One morning we had a meeting with some local high school children. They attended the local agricultural college and were keen to listen to details of our family and then explained their need for a tractor, proper tools and a strip for their successful football team. This is rich fertile soil and they can grow far more than the ubiquitous Cassava plant. This plant has large, tuberous roots which are chopped up and left to dry – we saw these fly covered mounds in the market. This is then ground down to make flour from which the National dish of Fufu is made. Fufu looks and tastes like wallpaper paste with an extra measure of putty added for texture. A special treat would be the addition of nutritious millet – this turns the pale grey to brown, producing ‘chocolate’ fufu. Writing this, I am reminded of making porridge each morning on the charcoal range and explaining in my school girl French that I am making Fufu for the Scots. I realise with horror, that I did not offer any to Alphonsine or Esperenze – mind they may have appreciated it as much as I appreciated their Fufu.

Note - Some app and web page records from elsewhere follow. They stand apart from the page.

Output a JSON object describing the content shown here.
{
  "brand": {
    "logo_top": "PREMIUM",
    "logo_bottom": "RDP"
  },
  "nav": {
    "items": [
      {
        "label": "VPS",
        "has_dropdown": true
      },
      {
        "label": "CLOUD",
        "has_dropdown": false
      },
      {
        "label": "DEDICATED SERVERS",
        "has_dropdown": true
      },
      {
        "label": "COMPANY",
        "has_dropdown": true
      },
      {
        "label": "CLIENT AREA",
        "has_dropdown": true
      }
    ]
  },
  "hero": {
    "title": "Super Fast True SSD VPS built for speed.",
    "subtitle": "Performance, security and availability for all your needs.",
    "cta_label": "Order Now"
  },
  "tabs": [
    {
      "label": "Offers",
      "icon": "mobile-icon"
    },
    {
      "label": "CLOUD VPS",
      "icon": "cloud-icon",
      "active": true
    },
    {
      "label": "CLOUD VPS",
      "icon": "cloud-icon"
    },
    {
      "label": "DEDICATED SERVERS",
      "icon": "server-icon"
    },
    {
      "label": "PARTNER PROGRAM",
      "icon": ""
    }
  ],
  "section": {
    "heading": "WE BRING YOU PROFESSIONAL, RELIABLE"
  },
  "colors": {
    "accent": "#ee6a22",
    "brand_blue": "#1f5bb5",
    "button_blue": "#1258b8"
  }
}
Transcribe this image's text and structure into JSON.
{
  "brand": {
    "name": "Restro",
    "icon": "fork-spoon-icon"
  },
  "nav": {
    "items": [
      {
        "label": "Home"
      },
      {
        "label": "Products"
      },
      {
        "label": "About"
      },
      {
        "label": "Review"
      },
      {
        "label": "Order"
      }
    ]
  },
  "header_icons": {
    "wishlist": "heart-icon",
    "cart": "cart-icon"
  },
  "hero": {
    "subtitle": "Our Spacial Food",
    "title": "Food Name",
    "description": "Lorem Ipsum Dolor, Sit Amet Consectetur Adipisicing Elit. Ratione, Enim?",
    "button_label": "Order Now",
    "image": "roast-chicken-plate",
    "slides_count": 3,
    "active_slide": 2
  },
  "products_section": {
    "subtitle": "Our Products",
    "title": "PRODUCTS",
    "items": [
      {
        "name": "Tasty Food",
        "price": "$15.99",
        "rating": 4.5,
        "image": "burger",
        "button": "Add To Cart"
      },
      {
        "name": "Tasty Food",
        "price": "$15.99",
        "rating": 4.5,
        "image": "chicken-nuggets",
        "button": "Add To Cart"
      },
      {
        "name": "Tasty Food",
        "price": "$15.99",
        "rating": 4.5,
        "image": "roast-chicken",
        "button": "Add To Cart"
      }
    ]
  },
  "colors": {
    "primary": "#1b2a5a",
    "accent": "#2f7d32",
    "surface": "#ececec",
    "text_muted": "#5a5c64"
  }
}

Another day we were taken out for a ride in the Jeep for 30 minutes down a series of deeply rutted tracks to visit a village with a charming, pentecostal church on the top of a hillside. Ladies came out to greet us waving leafy branches, laughing and singing in delight. We were shown around their health centre – sadly their microscope had been stolen. This was the only crime we heard of during our two weeks. Walking back to the church we came across three Singer sewing machines under the shade of a spreading tree. For £15 I bought a tailored blouse, together with enough material to make a skirt. From my perspective it was an opportunity to make a small gift. We stayed for lunch – salty, sticky rice with a small amount of indeterminate meat – mercifully no Fufu. Afterwards the village elders walked forward slowly leading a goat covered in foliage. This was presented to us with great solemnity and after our guide explained the impossibility of refusing the gift, we accepted ‘Henry’ with smiles all round. He had to be trussed up and loaded into the back of the Jeep with us. On the return journey we thought perhaps we could give him to Bishop Ande. Later that day we heard about  income generation schemes for the diocese – a small herd of goats is one ambition for this year. The only problem is that each goat costs at least $30 and a fine goat ( such as Henry) could cost as much as $40. This would represent three or four months salary on the average wage….I finally started to appreciate the level of generosity of the Allelulia church in giving us one of their precious goats.

One afternoon towards the end of our visit, Rob and I decided to go and support the diocesan youth who we knew were playing football. We were trying  to blend in and look inconspicuous, when suddenly two locals who we did not know, arrived carrying chairs for us to sit in. Earlier that same day, I was walking back out from our bungalow and laughingly called out to Financial Director of IPASC that I had forgotten my key was having to go back for it. He immediately jumped onto his motorbike and insisted on getting the key for me. I gratefully accepted – I needed the loo!

I was told the Congolese people like to sing, dance and dress well. We saw all this, plus a lot of hard work and generosity of spirit. I pray these people will have the peace to enable them to continue their education programmes. There is also a great need for just, accountable government – the sort which pays teacher’s salaries rather than reduce teachers to charging pupils so they can feed their own families. In the meantime, the church is leading the way here in Aru, looking after the physical as well as spiritual needs of their congregations. They need our prayers and financial support as they do this.